Controlling energy demand instead of supply could help solve the problems of variability associated with wind power, according to new research. In the case of Portugal, it was estimated that measures to reduce electricity demand could reduce peak consumption by 17.4 per cent in 2020.
The European Commission has set Europe the target of generating 20 per cent of energy from renewable sources1 by 2020. Portugal's target is 31 per cent and to achieve this it has planned to install additional renewable generation, mainly in the form of wind power. It aims to reach 5700 MW of wind-powered generation by 2012 and 8000 MW by 2020.
If this large scale share of wind power is to occur, there must also be measures to compensate for the variability and randomness of supply. For example, wind output varies between summer and winter, but variations also happen on an hourly basis. Much wind generation occurs when energy use is low, during the night, and is not necessarily high during peak load hours when the public is using the most electricity, during daytime working hours and early evening.
Traditionally researchers have looked into solving this problem by focusing on the supply side, such as energy storage options and connecting grids together to compensate for dips in electricity.
Demand management looks at the other side of the equation and tries to control the use of electricity. This can be either through changes in appliances, such as replacing inefficient fridges or incandescent lamps, or through measures that encourage reductions in electricity use at peak consumption times. For example, technologies that communicate to customers in real time the increasing price of energy at times of peak load, allowing them to manage their energy use and save money.
The study estimated electricity consumption throughout a workday in Portugal in January 2020 under two scenarios: firstly if business continued as usual, with a consumption increase of 3 per cent per year, and secondly, if measures were implemented to reduce demand by 1 per cent per year.
By estimating the impact of the individual demand-side measures, such as replacing fridges and light bulbs, it estimated that efficiency measures could reduce consumption at times of peak load in the day by 13 per cent in 2020. This impact would come at a cost of EUR0.0023 per KWh.
If measures that allow customers to control their usage were also considered, the reduction in peak load consumption was estimated to be 17.4 per cent in 2020.

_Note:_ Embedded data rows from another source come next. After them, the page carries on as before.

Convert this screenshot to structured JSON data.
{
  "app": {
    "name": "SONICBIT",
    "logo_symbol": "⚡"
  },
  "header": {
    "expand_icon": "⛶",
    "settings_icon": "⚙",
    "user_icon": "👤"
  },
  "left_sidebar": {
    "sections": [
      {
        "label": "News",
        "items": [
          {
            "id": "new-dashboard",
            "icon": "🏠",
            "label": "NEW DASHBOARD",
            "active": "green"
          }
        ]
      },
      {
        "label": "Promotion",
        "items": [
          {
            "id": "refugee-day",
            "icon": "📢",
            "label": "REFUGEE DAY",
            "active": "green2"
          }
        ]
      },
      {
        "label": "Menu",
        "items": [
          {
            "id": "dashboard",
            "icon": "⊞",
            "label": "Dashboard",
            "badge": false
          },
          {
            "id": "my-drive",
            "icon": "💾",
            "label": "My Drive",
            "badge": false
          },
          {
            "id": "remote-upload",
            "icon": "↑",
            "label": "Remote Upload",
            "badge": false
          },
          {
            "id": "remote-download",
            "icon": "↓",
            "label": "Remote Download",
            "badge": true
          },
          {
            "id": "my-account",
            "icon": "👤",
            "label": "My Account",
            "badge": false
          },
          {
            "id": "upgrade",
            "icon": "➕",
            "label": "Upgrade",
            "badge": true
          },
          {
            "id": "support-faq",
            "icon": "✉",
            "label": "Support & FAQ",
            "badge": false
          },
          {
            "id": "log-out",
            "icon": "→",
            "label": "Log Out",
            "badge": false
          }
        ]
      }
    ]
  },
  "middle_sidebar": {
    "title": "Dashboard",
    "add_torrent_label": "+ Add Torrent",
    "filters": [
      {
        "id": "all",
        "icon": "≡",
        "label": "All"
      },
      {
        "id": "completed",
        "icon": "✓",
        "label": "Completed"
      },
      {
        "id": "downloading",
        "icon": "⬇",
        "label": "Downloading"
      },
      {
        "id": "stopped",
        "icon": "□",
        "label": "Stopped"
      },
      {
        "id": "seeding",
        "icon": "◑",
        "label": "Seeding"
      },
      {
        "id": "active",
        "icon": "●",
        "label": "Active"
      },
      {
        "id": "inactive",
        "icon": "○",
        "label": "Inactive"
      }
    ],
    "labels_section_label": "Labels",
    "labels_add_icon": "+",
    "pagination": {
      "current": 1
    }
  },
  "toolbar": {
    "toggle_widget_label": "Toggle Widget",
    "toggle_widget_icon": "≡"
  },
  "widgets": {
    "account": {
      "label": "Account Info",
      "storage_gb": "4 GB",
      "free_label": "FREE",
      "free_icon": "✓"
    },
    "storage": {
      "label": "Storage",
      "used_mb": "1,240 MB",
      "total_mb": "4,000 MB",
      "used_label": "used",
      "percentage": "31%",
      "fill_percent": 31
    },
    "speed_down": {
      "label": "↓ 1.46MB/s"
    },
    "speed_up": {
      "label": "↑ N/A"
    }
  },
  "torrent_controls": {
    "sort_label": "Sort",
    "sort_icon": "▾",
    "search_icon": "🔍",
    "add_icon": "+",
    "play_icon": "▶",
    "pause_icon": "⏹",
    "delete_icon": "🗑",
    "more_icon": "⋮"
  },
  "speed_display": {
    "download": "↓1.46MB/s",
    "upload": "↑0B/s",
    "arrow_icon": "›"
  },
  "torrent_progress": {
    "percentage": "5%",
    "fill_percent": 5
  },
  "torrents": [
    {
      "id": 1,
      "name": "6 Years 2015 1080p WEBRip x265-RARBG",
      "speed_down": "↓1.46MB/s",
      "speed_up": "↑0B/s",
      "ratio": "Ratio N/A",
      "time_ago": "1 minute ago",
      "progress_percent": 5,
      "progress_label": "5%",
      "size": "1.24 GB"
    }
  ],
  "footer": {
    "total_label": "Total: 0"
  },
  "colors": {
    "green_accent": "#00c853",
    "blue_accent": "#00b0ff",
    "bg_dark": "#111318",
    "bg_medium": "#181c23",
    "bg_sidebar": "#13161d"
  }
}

The results indicated that if peak consumption is reduced by demand management then wind power has a much better chance of supplying the needs of the country. Wind power would then be more likely to contribute significantly to helping reach the targets that Portugal has set for the proportion of electricity produced from renewables.